### ACTIVITY
Retype the entries exactly, but skip the pictures.

+++++

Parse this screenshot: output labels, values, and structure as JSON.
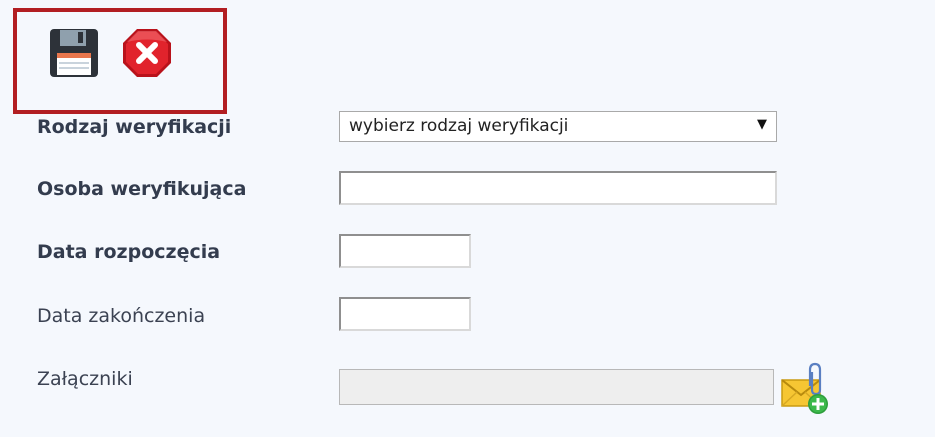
{
  "toolbar": {
    "save_icon": "floppy-disk-icon",
    "cancel_icon": "stop-x-icon",
    "highlight_color": "#b21e22"
  },
  "form": {
    "verification_type": {
      "label": "Rodzaj weryfikacji",
      "selected": "wybierz rodzaj weryfikacji"
    },
    "verifier": {
      "label": "Osoba weryfikująca",
      "value": ""
    },
    "start_date": {
      "label": "Data rozpoczęcia",
      "value": ""
    },
    "end_date": {
      "label": "Data zakończenia",
      "value": ""
    },
    "attachments": {
      "label": "Załączniki",
      "value": "",
      "add_icon": "attach-envelope-add-icon"
    }
  }
}
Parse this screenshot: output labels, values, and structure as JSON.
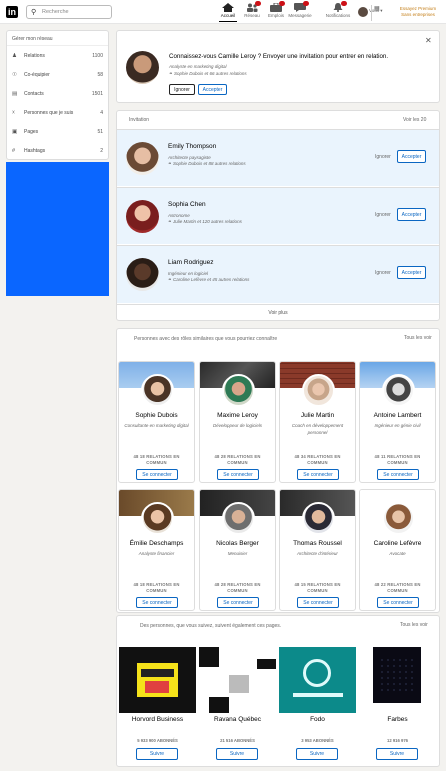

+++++

### RESPONSE
Parse this screenshot: output labels, values, and structure as JSON.
{
  "toolbar": {
    "save_icon": "floppy-disk-icon",
    "cancel_icon": "stop-x-icon",
    "highlight_color": "#b21e22"
  },
  "form": {
    "verification_type": {
      "label": "Rodzaj weryfikacji",
      "selected": "wybierz rodzaj weryfikacji"
    },
    "verifier": {
      "label": "Osoba weryfikująca",
      "value": ""
    },
    "start_date": {
      "label": "Data rozpoczęcia",
      "value": ""
    },
    "end_date": {
      "label": "Data zakończenia",
      "value": ""
    },
    "attachments": {
      "label": "Załączniki",
      "value": "",
      "add_icon": "attach-envelope-add-icon"
    }
  }
}
Parse this screenshot: output labels, values, and structure as JSON.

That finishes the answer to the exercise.